You can delete/refresh these Linked Clones after first use so storage management will be reduced. You don’t have to monitor these Linked Clones in detail. Most likely, they won’t grow that much during a user’s workday. In my opinion, do use the delete of refresh option when you use Floating Linked Clone Pools. The pool is floating, so delete changes made by a user before the next user logs on. Everybody starts with a clean VM, with his/her set of applications.

A couple of things you have to keep in mind;

  • Profiles; because you delete/refresh the Linked Clones, profiles/user settings need to be saved centrally. Use View 5’s Persona Management or any other 3rd party tool like Roaming Profiles, RES, Appsense etc. This way a user will get his/her settings back when logging on to a clean VM.
  • Local Admin/Installation rights; when users have Local Admin rights, giving them a Floating Linked Clone Pool is most likely not the best choice. After a refresh/delete, all user installed applications are gone and the next time your users have to install the applications again..and again.
  • Virtualizing your applications will make this mechanism even more flexible and efficient.  You can then reduce the amount of different Parent VM’s with a specific application set locally installed.

After knowing the boundaries I believe most employees/users can be placed on a Floating Linked Clone Pool. You will get storage savings, you can work with concurrency, single image management and users will see a full, complete Windows desktop with applications

Next, I will discuss the options you get during the creation of a Floating Linked Clone Pool. To check out the options, see the video.

A video tour through VMware View Manager; Overview

VMware View Manager is an enterprise-class virtual desktop manager. It is the place for desktop administrators to provision pools of VM’s, entitle users to pools and deploy virtualized applications, ThinApps.

I bet there still are a lot of people who haven’t seen or touched the View Manager Console. With this video, I wanted to give you an overview of what it looks like, how navigation via links is been done and how you can find information about users, pools and your environment.

This video is part 1 of multiple videos. I will cover other topics with videos as well. Stay tuned.

Videos coming up

I have noticed a lot of people haven’t seen or touched VMware View Manager, ThinApp Capture etc.
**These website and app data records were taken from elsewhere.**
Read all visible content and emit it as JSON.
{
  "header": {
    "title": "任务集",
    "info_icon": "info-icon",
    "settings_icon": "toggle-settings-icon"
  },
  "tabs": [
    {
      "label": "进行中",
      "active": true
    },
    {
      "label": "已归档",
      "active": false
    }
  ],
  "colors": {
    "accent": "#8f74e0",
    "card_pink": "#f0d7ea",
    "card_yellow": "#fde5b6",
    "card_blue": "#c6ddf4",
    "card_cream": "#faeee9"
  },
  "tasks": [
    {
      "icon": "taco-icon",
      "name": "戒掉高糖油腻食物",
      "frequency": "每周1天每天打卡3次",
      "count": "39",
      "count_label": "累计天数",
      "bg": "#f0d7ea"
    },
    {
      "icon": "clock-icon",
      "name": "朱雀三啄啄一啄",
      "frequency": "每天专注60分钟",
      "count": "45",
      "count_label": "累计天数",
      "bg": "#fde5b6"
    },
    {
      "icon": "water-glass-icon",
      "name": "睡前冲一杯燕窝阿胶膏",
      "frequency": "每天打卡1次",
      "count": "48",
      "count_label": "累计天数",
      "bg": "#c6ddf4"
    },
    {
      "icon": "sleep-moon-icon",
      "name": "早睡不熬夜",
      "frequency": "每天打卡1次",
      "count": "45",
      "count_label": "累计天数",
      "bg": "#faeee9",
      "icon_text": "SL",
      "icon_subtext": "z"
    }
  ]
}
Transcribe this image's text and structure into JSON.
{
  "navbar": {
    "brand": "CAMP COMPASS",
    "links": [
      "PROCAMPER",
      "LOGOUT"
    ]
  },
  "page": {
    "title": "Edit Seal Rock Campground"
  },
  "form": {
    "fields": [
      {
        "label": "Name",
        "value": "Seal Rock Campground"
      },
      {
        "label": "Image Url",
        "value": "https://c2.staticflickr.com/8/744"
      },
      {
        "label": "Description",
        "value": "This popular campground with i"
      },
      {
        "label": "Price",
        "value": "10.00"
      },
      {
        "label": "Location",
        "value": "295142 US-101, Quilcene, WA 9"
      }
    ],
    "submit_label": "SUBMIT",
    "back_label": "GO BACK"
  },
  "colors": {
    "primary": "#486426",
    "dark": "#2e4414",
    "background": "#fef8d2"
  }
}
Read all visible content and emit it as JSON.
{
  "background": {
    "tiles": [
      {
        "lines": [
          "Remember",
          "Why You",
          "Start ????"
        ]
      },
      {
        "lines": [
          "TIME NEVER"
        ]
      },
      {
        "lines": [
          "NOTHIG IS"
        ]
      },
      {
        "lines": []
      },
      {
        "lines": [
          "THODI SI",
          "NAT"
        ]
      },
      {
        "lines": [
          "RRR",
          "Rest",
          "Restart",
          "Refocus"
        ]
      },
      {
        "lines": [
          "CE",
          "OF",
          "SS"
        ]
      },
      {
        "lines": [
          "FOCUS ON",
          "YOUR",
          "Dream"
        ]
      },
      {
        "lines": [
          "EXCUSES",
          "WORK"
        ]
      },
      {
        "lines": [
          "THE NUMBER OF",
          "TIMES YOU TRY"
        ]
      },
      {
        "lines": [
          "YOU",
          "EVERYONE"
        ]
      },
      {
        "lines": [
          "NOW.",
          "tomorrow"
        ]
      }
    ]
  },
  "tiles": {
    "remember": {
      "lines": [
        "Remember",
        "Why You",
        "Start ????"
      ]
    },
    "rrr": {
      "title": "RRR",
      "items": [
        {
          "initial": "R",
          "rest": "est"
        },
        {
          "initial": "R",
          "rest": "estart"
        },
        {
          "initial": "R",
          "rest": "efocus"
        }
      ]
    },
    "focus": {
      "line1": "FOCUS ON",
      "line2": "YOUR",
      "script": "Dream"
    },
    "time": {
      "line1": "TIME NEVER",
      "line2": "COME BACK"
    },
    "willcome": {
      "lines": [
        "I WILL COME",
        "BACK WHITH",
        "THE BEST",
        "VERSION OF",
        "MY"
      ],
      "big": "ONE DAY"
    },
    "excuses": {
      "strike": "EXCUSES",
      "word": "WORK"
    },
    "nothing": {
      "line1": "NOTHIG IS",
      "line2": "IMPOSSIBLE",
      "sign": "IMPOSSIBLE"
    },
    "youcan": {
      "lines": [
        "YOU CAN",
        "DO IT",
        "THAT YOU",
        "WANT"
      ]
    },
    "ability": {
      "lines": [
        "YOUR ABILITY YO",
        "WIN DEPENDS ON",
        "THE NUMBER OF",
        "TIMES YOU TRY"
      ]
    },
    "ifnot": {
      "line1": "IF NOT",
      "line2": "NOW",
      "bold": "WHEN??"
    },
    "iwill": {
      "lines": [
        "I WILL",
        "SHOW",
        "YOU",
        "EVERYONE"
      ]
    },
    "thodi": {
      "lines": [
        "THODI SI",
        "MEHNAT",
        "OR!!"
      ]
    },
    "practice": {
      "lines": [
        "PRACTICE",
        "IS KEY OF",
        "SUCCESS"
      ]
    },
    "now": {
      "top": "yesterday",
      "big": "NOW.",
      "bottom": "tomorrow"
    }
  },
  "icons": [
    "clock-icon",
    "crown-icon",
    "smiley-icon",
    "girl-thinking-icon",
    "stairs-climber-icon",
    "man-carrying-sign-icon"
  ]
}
Of course I can talk and write articles about them but people also like to see what it looks like, the interface, buttons…

My plan is to add videos (where I can and it is beneficial, of course) to articles, to give people a better idea what I’m talking about.

If you have an idea about a short video, let me know and I will see if I can make it work.